If there is one thing you can do apart from selling books and talking about book and breathing in ink fumes from freshly bought books…it is people watching. Its like any other mela….abundant with characters and colours. All you need is a bit of patience and a busy venue and the ability to observe without malice and without prejudice…

1. Curiously (and somewhat disturbingly) there is an abiding fascination with Hitler. It starts with queries about Mein Kampf but goes to anything that has anything to do with the man with the demi-moustache. Its usually men…very serious looking men…hmmm…

2. We women ( yeah, am generalizing here…but its a complimentary one, so I guess I can get away with it)…so, we women shop the same way all our lives.  There were bunches of school girls and young college girls and women in their middle ages that descended at our stall at various points of time. They –

a) Always arrive at the stall together and leave together and never ever leave anyone behind.

b) Suggest books with passion and vehemence, talking animatedly about what they liked and disliked. Always, always help their friend make an informed choice.

c) Never let their friend buy a book that they can lend to her later.

d) Always tell each other of better deals, if any ( or in our case, tell their friend its The Best deal around ;))

3. There are people out there who really live to bargain. You tell them its 25% off, they ask for a 45% off… you tell them there’s a free bag, they want one for their neighbor’s dog, you tell them it’s “Buy one get one Free”, they want to know if they can get five for the price of two, you tell them it’s flat Rs. 100/-, they ask if they can get free dhaniya-mirchi ( not really, but you get the picture!).

There are many more memories and observations that flash like a movie montage as we all come up for air before the next round of FriendsOfBooks excitement begins! Will keep you posted. If you have any observations of your own-share ’em!

See pictures from the fair here.

What’s “Megawsome”?

What’s the point of being in the book business, which is a business of words really, if we can’t attempt every now and then to create a new word and see if it will stick and come back to us after a few days/ decades. SO, the new word we have for you is:


Conjunction of Mega + Awesome

Mega: Origin: form repr. Gk mégas large, great

Awesome: Slang. very impressive.

To spread the word about…er…the new word, we’re offering a

Megawsome Discount of 25% on all books at our stall at the World Book Fair this Saturday and Sunday.

You can use the words thusly in a conversation:

A: Did you know there’s a Megawsome Discount of 25% on all books at FriendsOfBooks stall this Saturday and Sunday?

B: Dude! That’s Megawsome!
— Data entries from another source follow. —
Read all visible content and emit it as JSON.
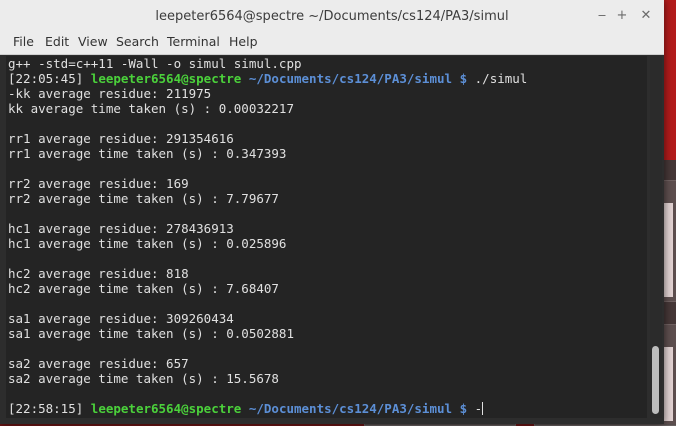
{
  "window": {
    "title": "leepeter6564@spectre ~/Documents/cs124/PA3/simul",
    "buttons": {
      "minimize": "‒",
      "maximize": "+",
      "close": "✕"
    }
  },
  "menu": [
    "File",
    "Edit",
    "View",
    "Search",
    "Terminal",
    "Help"
  ],
  "terminal": {
    "compile_cmd": "g++ -std=c++11 -Wall -o simul simul.cpp",
    "prompt1": {
      "time": "[22:05:45]",
      "user": "leepeter6564@spectre",
      "path": "~/Documents/cs124/PA3/simul",
      "dollar": "$",
      "cmd": "./simul"
    },
    "output": [
      "-kk average residue: 211975",
      "kk average time taken (s) : 0.00032217",
      "",
      "rr1 average residue: 291354616",
      "rr1 average time taken (s) : 0.347393",
      "",
      "rr2 average residue: 169",
      "rr2 average time taken (s) : 7.79677",
      "",
      "hc1 average residue: 278436913",
      "hc1 average time taken (s) : 0.025896",
      "",
      "hc2 average residue: 818",
      "hc2 average time taken (s) : 7.68407",
      "",
      "sa1 average residue: 309260434",
      "sa1 average time taken (s) : 0.0502881",
      "",
      "sa2 average residue: 657",
      "sa2 average time taken (s) : 15.5678",
      ""
    ],
    "prompt2": {
      "time": "[22:58:15]",
      "user": "leepeter6564@spectre",
      "path": "~/Documents/cs124/PA3/simul",
      "dollar": "$",
      "cmd": "-"
    }
  },
  "colors": {
    "user": "#4bd13b",
    "path": "#5c8fd6",
    "terminal_bg": "#242424",
    "text": "#e0e0e0"
  }
}
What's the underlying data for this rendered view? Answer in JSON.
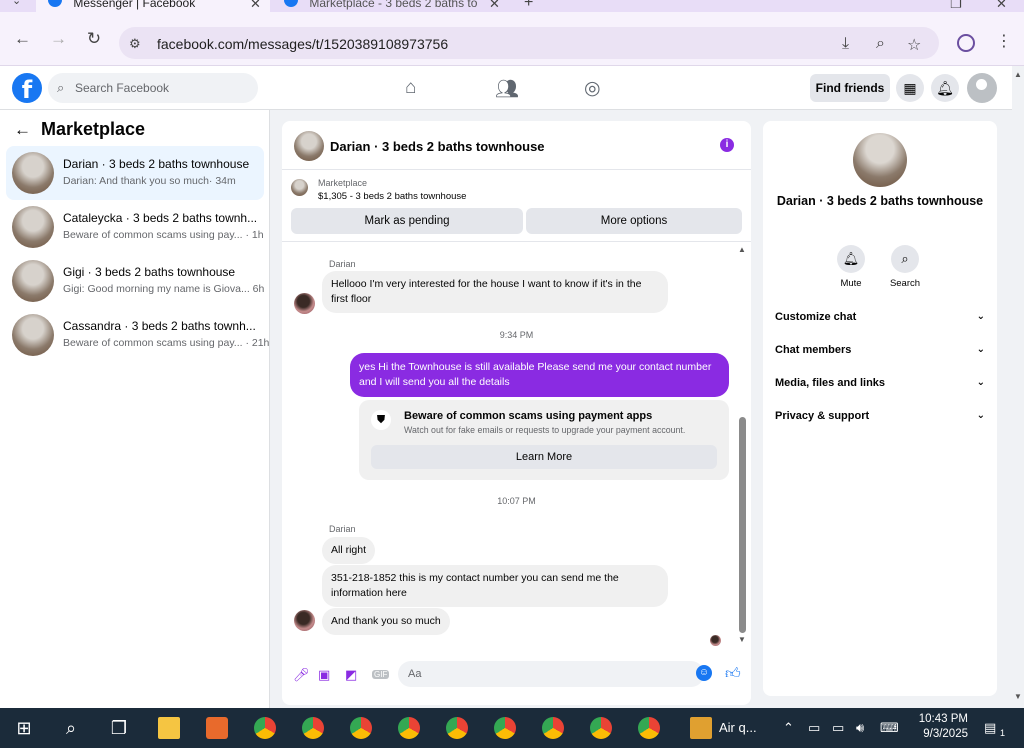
{
  "browser": {
    "tabs": [
      {
        "label": "Messenger | Facebook"
      },
      {
        "label": "Marketplace - 3 beds 2 baths to"
      }
    ],
    "url": "facebook.com/messages/t/1520389108973756"
  },
  "fb": {
    "logo": "f",
    "search_placeholder": "Search Facebook",
    "find_friends": "Find friends"
  },
  "sidebar": {
    "title": "Marketplace",
    "conversations": [
      {
        "name": "Darian · 3 beds 2 baths townhouse",
        "snippet": "Darian: And thank you so much",
        "time": "· 34m"
      },
      {
        "name": "Cataleycka · 3 beds 2 baths townh...",
        "snippet": "Beware of common scams using pay...",
        "time": "· 1h"
      },
      {
        "name": "Gigi · 3 beds 2 baths townhouse",
        "snippet": "Gigi: Good morning my name is Giova...",
        "time": "6h"
      },
      {
        "name": "Cassandra · 3 beds 2 baths townh...",
        "snippet": "Beware of common scams using pay...",
        "time": "· 21h"
      }
    ]
  },
  "chat": {
    "title": "Darian · 3 beds 2 baths townhouse",
    "info_glyph": "i",
    "marketplace_label": "Marketplace",
    "listing": "$1,305 - 3 beds 2 baths townhouse",
    "mark_pending": "Mark as pending",
    "more_options": "More options",
    "messages": {
      "sender1": "Darian",
      "m1": "Hellooo I'm very interested for the house I want to know if it's in the first floor",
      "time1": "9:34 PM",
      "out1": "yes Hi the Townhouse is still available Please send me your contact number and I will send you all the details",
      "scam_title": "Beware of common scams using payment apps",
      "scam_sub": "Watch out for fake emails or requests to upgrade your payment account.",
      "learn_more": "Learn More",
      "time2": "10:07 PM",
      "sender2": "Darian",
      "m2": "All right",
      "m3": "351-218-1852 this is my contact number you can send me the information here",
      "m4": "And thank you so much"
    },
    "composer_placeholder": "Aa",
    "gif_label": "GIF"
  },
  "details": {
    "name": "Darian · 3 beds 2 baths townhouse",
    "mute": "Mute",
    "search": "Search",
    "sections": [
      "Customize chat",
      "Chat members",
      "Media, files and links",
      "Privacy & support"
    ]
  },
  "taskbar": {
    "app_label": "Air q...",
    "time": "10:43 PM",
    "date": "9/3/2025",
    "notif_count": "1"
  },
  "colors": {
    "brand": "#1877f2",
    "accent": "#8a2be2"
  },
  "icons": {
    "back": "arrow-left-icon",
    "shield": "shield-icon",
    "bell": "bell-icon",
    "search": "search-icon"
  }
}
A:  I love getting books from FriendsOfBooks Library and Online Bookstore.

B:  Yep. Me too. Saves me a Megawsome headache!

Here are details for you to come back and say the word to us:

Stall No. 181

Hall No. 5

Pragati Maidan

New Delhi